  • High-production machines are becoming more flexible. While part volume requirements for production shops remain high, flexibility to pivot to different jobs is becoming more important. (An example of this was the need for shops to supply much-needed ventilator parts in the fight against COVID-19 even though they hadn’t previously produced them.) Builders of Swiss-types, multi-spindles and rotary transfer machines recognize and are modifying machine designs accordingly to be more versatile.
  • Focus is shifting from hardware to software. Basic physics means machine tools have effectively hit the ceiling in terms of how fast they can remove material, their spindles can rotate, their axes can move and so on. This has shops looking more to software to boost overall process efficiencies. More capable and intuitive enterprise resource planning (ERP) software is becoming a big part of this. But, so is the ability to more easily pull data from machines, benefit from sensor technology to enable more adaptive machining and perform statistical process analysis. More shops will be hiring IT personnel to handle data analysis and equipment interconnectivity moving forward. Effective process control for high-volume operations is imperative.

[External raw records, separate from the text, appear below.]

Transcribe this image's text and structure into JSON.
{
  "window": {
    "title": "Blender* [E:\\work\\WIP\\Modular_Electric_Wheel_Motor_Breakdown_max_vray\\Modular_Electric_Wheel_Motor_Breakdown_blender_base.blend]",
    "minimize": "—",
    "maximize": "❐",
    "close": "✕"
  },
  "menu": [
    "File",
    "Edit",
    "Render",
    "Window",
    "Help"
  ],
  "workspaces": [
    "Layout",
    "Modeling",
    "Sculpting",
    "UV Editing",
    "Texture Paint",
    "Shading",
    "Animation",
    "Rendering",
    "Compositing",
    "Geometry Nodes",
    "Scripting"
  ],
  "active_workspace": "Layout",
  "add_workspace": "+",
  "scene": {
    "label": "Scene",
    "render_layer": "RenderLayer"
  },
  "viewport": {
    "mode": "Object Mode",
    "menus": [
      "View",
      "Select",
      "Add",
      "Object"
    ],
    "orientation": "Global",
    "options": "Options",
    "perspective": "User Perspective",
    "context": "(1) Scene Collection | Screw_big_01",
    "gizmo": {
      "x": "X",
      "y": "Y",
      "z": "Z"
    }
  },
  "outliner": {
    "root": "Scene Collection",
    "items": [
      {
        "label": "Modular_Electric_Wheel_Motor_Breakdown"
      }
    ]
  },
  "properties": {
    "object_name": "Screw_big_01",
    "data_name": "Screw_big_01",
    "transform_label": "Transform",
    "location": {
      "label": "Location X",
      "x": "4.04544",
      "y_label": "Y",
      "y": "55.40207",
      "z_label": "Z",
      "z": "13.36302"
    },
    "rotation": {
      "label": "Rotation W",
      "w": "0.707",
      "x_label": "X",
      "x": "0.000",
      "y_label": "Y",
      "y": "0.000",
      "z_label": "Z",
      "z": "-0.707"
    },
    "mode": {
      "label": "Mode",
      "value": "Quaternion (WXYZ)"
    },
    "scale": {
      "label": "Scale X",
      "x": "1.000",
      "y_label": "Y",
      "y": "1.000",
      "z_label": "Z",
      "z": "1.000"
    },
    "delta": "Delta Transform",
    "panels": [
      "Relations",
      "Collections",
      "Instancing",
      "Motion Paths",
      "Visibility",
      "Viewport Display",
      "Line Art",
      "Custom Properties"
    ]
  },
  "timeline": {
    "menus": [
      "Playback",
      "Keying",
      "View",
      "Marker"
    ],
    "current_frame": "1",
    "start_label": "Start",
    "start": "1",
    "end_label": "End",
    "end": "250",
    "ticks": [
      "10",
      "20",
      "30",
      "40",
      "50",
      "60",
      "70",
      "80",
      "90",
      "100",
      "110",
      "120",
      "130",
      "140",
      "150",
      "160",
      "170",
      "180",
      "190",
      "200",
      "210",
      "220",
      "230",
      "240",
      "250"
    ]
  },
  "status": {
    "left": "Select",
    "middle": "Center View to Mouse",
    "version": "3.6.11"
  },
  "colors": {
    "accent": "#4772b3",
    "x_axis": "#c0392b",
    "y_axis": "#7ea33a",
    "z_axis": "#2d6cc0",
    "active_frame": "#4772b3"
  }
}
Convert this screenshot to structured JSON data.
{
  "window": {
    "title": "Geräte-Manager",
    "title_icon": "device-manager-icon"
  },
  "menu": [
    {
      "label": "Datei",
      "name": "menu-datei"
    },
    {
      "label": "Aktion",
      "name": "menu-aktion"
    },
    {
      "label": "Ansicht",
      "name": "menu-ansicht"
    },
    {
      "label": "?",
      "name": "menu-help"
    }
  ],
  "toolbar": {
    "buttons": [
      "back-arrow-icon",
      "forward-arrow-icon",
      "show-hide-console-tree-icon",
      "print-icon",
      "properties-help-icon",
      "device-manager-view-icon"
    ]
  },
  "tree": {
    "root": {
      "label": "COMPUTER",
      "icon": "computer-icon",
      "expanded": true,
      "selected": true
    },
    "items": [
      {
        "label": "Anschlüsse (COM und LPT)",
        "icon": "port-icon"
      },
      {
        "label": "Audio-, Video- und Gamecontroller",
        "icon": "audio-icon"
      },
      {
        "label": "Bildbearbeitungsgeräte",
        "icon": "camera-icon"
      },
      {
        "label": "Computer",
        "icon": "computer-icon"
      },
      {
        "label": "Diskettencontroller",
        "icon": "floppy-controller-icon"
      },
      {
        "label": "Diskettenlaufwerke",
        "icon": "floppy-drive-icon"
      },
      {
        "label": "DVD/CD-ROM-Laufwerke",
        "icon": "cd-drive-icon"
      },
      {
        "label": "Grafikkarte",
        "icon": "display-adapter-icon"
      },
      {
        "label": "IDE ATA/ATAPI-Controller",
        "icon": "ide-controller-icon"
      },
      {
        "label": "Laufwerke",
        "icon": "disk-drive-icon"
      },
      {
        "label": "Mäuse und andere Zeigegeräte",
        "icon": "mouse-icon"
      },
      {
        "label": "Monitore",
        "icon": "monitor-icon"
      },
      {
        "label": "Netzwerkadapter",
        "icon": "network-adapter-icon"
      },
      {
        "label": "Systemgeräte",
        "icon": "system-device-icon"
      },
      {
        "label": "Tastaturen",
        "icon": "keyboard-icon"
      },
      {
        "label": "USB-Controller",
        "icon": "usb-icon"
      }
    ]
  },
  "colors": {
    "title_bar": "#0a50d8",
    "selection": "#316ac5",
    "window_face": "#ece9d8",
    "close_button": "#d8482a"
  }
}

  • More efficient inspection processes are needed. Lights-out machining enables shops to get the most value out of their equipment and employees. What’s better than coming to your shop in the morning to find a number of parts machined unattended? However, that often means there are many parts in the queue to be inspected. Part measurement can become an early morning bottleneck that soaks up shopfloor workers’ valuable time. This has shops looking to new measurement technology that can speed and simplify part measurement (vision systems, for example) so workers can get back to other duties.
  • More processes are being brought in house. In some respects, “machine shop” is no longer a valid description of a manufacturer with machining capability. Modern production manufacturers are looking to be one-stop shops for their customers. That has them eyeing processes and equipment that can enable them to machine, finish, assemble, package and perhaps even manage inventory for customers.
  • Design for manufacturability advice is a value-add. High-volume contract shops tend to have tighter relationships with their customers than job shops. More importantly, they have a tighter relationship with their customers’ engineers, including some who don’t have machining knowledge or in-house machining expertise they can tap for design advice. Instead, these engineers increasingly rely on production machine shops to offer advice for ways to modify new product/part designs to speed and simplify machining. Shops providing this advice early in the new product design/prototyping process often end up winning the production work that will follow.
  • Material issues remain issues. Access to the Precision Machined Products Association’s ListServes has been beneficial to help recognize what members’ pain points are and what challenges they face. One common topic members ask about is materials and their machinability. Perhaps this is something our magazine should address more.

So, what am I missing here? What other subject matter should we focus on? Shoot me an email. Thanks.